Kennan, the man primarily known as the author of the U.S.’s Cold War “Containment” strategy, is a fascinating figure and he and his work could be the focus of any number of interesting international law conversations. A quick search within Westlaw’s JLR database yields 394 citations to George Kennan, 132 specifically to his book, American Diplomacy (admittedly, at least one of those is mine).
To start with, one could talk about his signature policy. What were the international law implications of a containment policy that divided the word into two separate spheres? In what ways was international law mobilized as an instrument of that policy? To what extent were jurisprudential schools/approaches shaped by realities of containment? In current terms, our containment policies have taken on an increasingly legal cast, whether in the form of UN sanctioned sanctions, no-fly zones, inspection regimes, or interdiction on the high seas or by using conditional membership in regimes and clubs as a carrot and stick. How well have these tactics been working? Perhaps the time has come to reassess Kennan’s signature idea.
We could also talk about Kennan’s complex realism and his well-known critique of “the legalist-moralist approach” in American foreign policy. We could take it on its own terms: How valid was his critique? Looking at the conflicts of the moment, was he right that moralism in international affairs only makes conflicts worse? Or we could probe the critique, asking how well Kennan understood international law and whether his views, when fully understood, may actually suggest more of a role for international law than might be apparent from his rhetoric. Kennan’s realism was complex and conflicted; he had faith that the West’s ideas would triumph eventually and lamented policymakers’ over-reliance on military tools.
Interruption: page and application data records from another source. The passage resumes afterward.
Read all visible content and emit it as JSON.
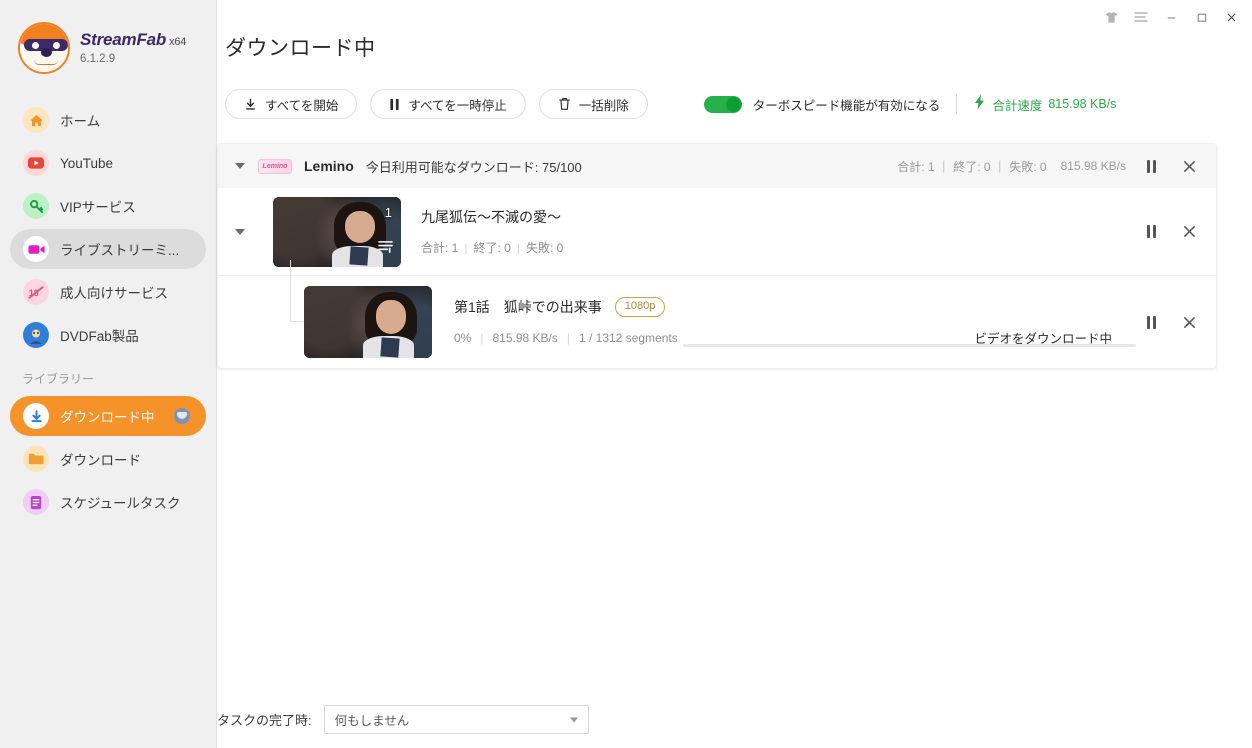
{
  "app": {
    "brand_name": "StreamFab",
    "brand_arch": "x64",
    "version": "6.1.2.9"
  },
  "titlebar": {
    "buttons": [
      {
        "name": "theme-icon",
        "label": "▼"
      },
      {
        "name": "menu-icon",
        "label": "☰"
      },
      {
        "name": "minimize-icon",
        "label": "–"
      },
      {
        "name": "maximize-icon",
        "label": "□"
      },
      {
        "name": "close-icon",
        "label": "✕"
      }
    ]
  },
  "sidebar": {
    "items": [
      {
        "label": "ホーム",
        "icon": "home-icon"
      },
      {
        "label": "YouTube",
        "icon": "youtube-icon"
      },
      {
        "label": "VIPサービス",
        "icon": "key-icon"
      },
      {
        "label": "ライブストリーミ...",
        "icon": "video-camera-icon"
      },
      {
        "label": "成人向けサービス",
        "icon": "adult-18-icon"
      },
      {
        "label": "DVDFab製品",
        "icon": "dvdfab-icon"
      }
    ],
    "group_title": "ライブラリー",
    "library_items": [
      {
        "label": "ダウンロード中",
        "icon": "download-arrow-icon"
      },
      {
        "label": "ダウンロード",
        "icon": "folder-icon"
      },
      {
        "label": "スケジュールタスク",
        "icon": "schedule-icon"
      }
    ]
  },
  "header": {
    "title": "ダウンロード中"
  },
  "toolbar": {
    "start_all": "すべてを開始",
    "pause_all": "すべてを一時停止",
    "delete_all": "一括削除",
    "turbo_label": "ターボスピード機能が有効になる",
    "turbo_on": true,
    "speed_label": "合計速度",
    "speed_value": "815.98 KB/s"
  },
  "card": {
    "site_logo_text": "Lemino",
    "site_name": "Lemino",
    "quota": "今日利用可能なダウンロード: 75/100",
    "stats": "合計: 1 ｜ 終了: 0 ｜ 失敗: 0",
    "speed": "815.98 KB/s",
    "series": {
      "title": "九尾狐伝～不滅の愛～",
      "thumb_count": "1",
      "stats_total_label": "合計: 1",
      "stats_done_label": "終了: 0",
      "stats_failed_label": "失敗: 0"
    },
    "episode": {
      "title": "第1話　狐峠での出来事",
      "quality": "1080p",
      "percent": "0%",
      "speed": "815.98 KB/s",
      "segments": "1 / 1312 segments",
      "status": "ビデオをダウンロード中",
      "progress_value": 0
    }
  },
  "footer": {
    "label": "タスクの完了時:",
    "selected": "何もしません"
  },
  "colors": {
    "accent_orange": "#f5932a",
    "green": "#2ca84a",
    "badge_gold": "#b5873a"
  }
}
We could also look at Kennan in his intellectual-historical context, looking at how he reflected and helped steer developing American understandings of international law (a particular interest of mine.)
But in reading the reviews of Gaddis’ book (I admit that I have not yet read the book. Cut me some slack! It came out last week.), the thing that stood out was his personal story, one Henry Kissinger refers to in his New York Times review as “a kind of tragedy.” Kennan was most definitely not an international lawyer, but his difficulties navigating the foreign policy establishment sound familiar. Certainly, Kennan’s ambivalence about the morality of a policy of nuclear deterrence based on the threatened destruction of humanity is recognizable to international lawyers. More broadly though, Kennan’s tragedy was to have always been stuck on the outskirts of foreign policy making. Kennan was the policy architect, trying to create rules for a new chaotic game of diplomacy. And it was his attachment to principle that frustrated his State Department bosses and got him fired from the few key positions he attained. Kennan was too much the intellectual, too much the philosopher, to fully adapt to the hypocrisy of diplomacy, and yet he too struggled to find balance between idealism and its exceptions.
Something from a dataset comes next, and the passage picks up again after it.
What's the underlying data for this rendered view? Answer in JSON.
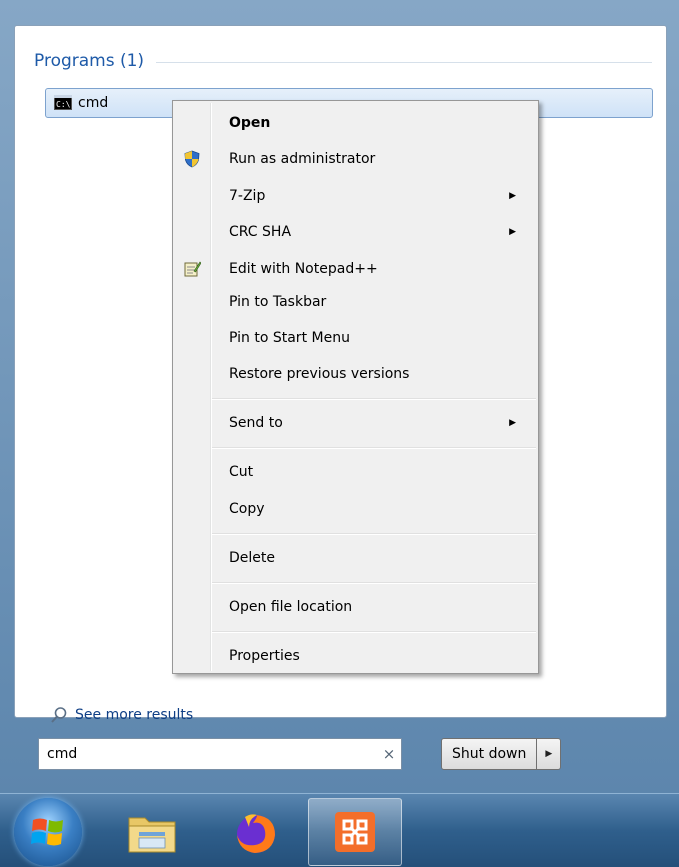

Repeatedly Kennan would retreat to the groves of academe to escape the ulcer-inducing agonies of rejection; yet he would wait by the phone or shamelessly call to offer his services whenever a new president entered office.
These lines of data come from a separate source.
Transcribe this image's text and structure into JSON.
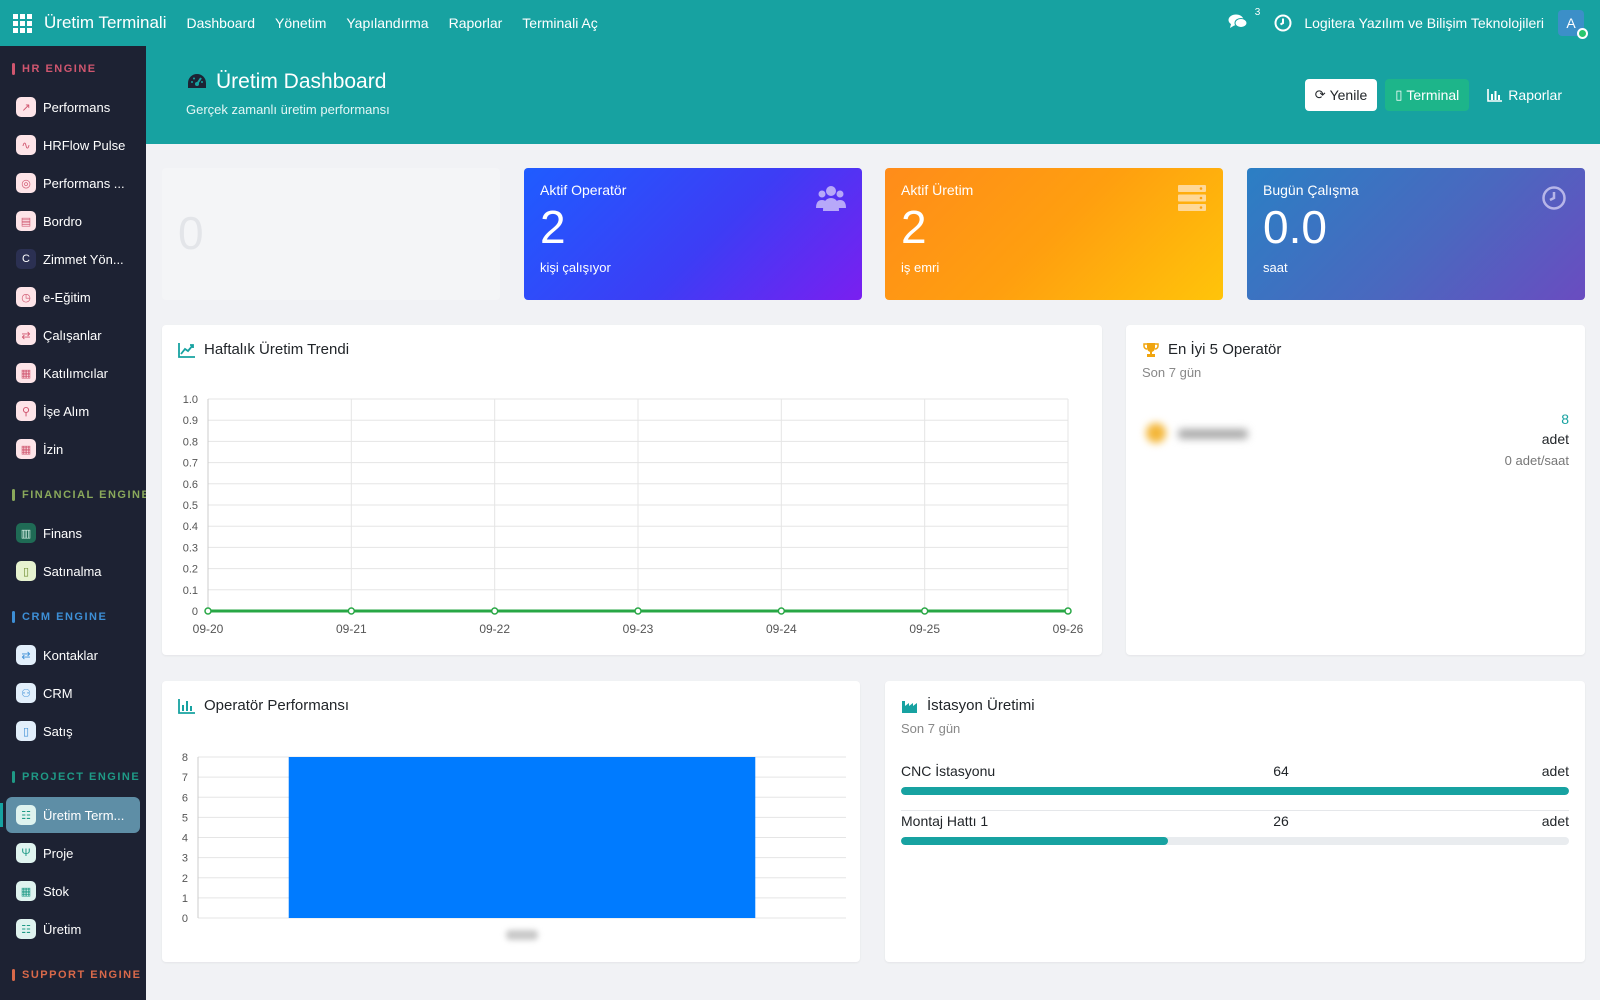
{
  "topbar": {
    "app_title": "Üretim Terminali",
    "nav": [
      "Dashboard",
      "Yönetim",
      "Yapılandırma",
      "Raporlar",
      "Terminali Aç"
    ],
    "chat_count": "3",
    "company": "Logitera Yazılım ve Bilişim Teknolojileri",
    "avatar_initial": "A"
  },
  "sidebar": {
    "sections": [
      {
        "title": "HR ENGINE",
        "color": "#d0566f",
        "items": [
          {
            "label": "Performans",
            "glyph": "↗",
            "icon_bg": "#fde4e8",
            "icon_fg": "#d0566f"
          },
          {
            "label": "HRFlow Pulse",
            "glyph": "∿",
            "icon_bg": "#fde4e8",
            "icon_fg": "#d0566f"
          },
          {
            "label": "Performans ...",
            "glyph": "◎",
            "icon_bg": "#fde4e8",
            "icon_fg": "#d0566f"
          },
          {
            "label": "Bordro",
            "glyph": "▤",
            "icon_bg": "#fde4e8",
            "icon_fg": "#d0566f"
          },
          {
            "label": "Zimmet Yön...",
            "glyph": "C",
            "icon_bg": "#2b3052",
            "icon_fg": "#ffffff"
          },
          {
            "label": "e-Eğitim",
            "glyph": "◷",
            "icon_bg": "#fde4e8",
            "icon_fg": "#d0566f"
          },
          {
            "label": "Çalışanlar",
            "glyph": "⇄",
            "icon_bg": "#fde4e8",
            "icon_fg": "#d0566f"
          },
          {
            "label": "Katılımcılar",
            "glyph": "▦",
            "icon_bg": "#fde4e8",
            "icon_fg": "#d0566f"
          },
          {
            "label": "İşe Alım",
            "glyph": "⚲",
            "icon_bg": "#fde4e8",
            "icon_fg": "#d0566f"
          },
          {
            "label": "İzin",
            "glyph": "▦",
            "icon_bg": "#fde4e8",
            "icon_fg": "#d0566f"
          }
        ]
      },
      {
        "title": "FINANCIAL ENGINE",
        "color": "#8aa95b",
        "items": [
          {
            "label": "Finans",
            "glyph": "▥",
            "icon_bg": "#1f6b55",
            "icon_fg": "#d9f2e8"
          },
          {
            "label": "Satınalma",
            "glyph": "▯",
            "icon_bg": "#e6f2cf",
            "icon_fg": "#6c8a2e"
          }
        ]
      },
      {
        "title": "CRM ENGINE",
        "color": "#3d8fd6",
        "items": [
          {
            "label": "Kontaklar",
            "glyph": "⇄",
            "icon_bg": "#e2effb",
            "icon_fg": "#3d8fd6"
          },
          {
            "label": "CRM",
            "glyph": "⚇",
            "icon_bg": "#e2effb",
            "icon_fg": "#3d8fd6"
          },
          {
            "label": "Satış",
            "glyph": "▯",
            "icon_bg": "#e2effb",
            "icon_fg": "#3d8fd6"
          }
        ]
      },
      {
        "title": "PROJECT ENGINE",
        "color": "#1f9a86",
        "items": [
          {
            "label": "Üretim Term...",
            "glyph": "☷",
            "icon_bg": "#dff3ef",
            "icon_fg": "#1f9a86",
            "active": true
          },
          {
            "label": "Proje",
            "glyph": "Ψ",
            "icon_bg": "#dff3ef",
            "icon_fg": "#1f9a86"
          },
          {
            "label": "Stok",
            "glyph": "▦",
            "icon_bg": "#dff3ef",
            "icon_fg": "#1f9a86"
          },
          {
            "label": "Üretim",
            "glyph": "☷",
            "icon_bg": "#dff3ef",
            "icon_fg": "#1f9a86"
          }
        ]
      },
      {
        "title": "SUPPORT ENGINE",
        "color": "#d9694a",
        "items": []
      }
    ]
  },
  "header": {
    "title": "Üretim Dashboard",
    "subtitle": "Gerçek zamanlı üretim performansı",
    "refresh_label": "Yenile",
    "terminal_label": "Terminal",
    "reports_label": "Raporlar"
  },
  "stats": {
    "blank_value": "0",
    "operators": {
      "label": "Aktif Operatör",
      "value": "2",
      "unit": "kişi çalışıyor"
    },
    "production": {
      "label": "Aktif Üretim",
      "value": "2",
      "unit": "iş emri"
    },
    "work_today": {
      "label": "Bugün Çalışma",
      "value": "0.0",
      "unit": "saat"
    }
  },
  "weekly_trend": {
    "title": "Haftalık Üretim Trendi"
  },
  "top_operators": {
    "title": "En İyi 5 Operatör",
    "subtitle": "Son 7 gün",
    "rows": [
      {
        "count": "8",
        "unit": "adet",
        "rate": "0 adet/saat"
      }
    ]
  },
  "operator_performance": {
    "title": "Operatör Performansı"
  },
  "station_production": {
    "title": "İstasyon Üretimi",
    "subtitle": "Son 7 gün",
    "stations": [
      {
        "name": "CNC İstasyonu",
        "value": 64,
        "unit": "adet",
        "fill": 1.0
      },
      {
        "name": "Montaj Hattı 1",
        "value": 26,
        "unit": "adet",
        "fill": 0.4
      }
    ]
  },
  "chart_data": [
    {
      "type": "line",
      "title": "Haftalık Üretim Trendi",
      "x": [
        "09-20",
        "09-21",
        "09-22",
        "09-23",
        "09-24",
        "09-25",
        "09-26"
      ],
      "series": [
        {
          "values": [
            0,
            0,
            0,
            0,
            0,
            0,
            0
          ],
          "color": "#28a745"
        }
      ],
      "ylim": [
        0,
        1
      ],
      "yticks": [
        "0",
        "0.1",
        "0.2",
        "0.3",
        "0.4",
        "0.5",
        "0.6",
        "0.7",
        "0.8",
        "0.9",
        "1.0"
      ],
      "grid": true
    },
    {
      "type": "bar",
      "title": "Operatör Performansı",
      "categories": [
        ""
      ],
      "values": [
        8
      ],
      "color": "#007bff",
      "ylim": [
        0,
        8
      ],
      "yticks": [
        "0",
        "1",
        "2",
        "3",
        "4",
        "5",
        "6",
        "7",
        "8"
      ],
      "grid": true
    }
  ]
}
Hopefully, we don’t all share Kennan’s ego, but I can’t help wondering if Kennan’s plight is our own, to be right at the outskirts of power – at our best, highly influential as architects or critics, but too constrained by our professional norms and training, our propensity to make things simultaneously too simple and too complicated, to be in the driver seat of policy for long. I’m curious what others think?
Anyway, I for one am looking forward to reading the book.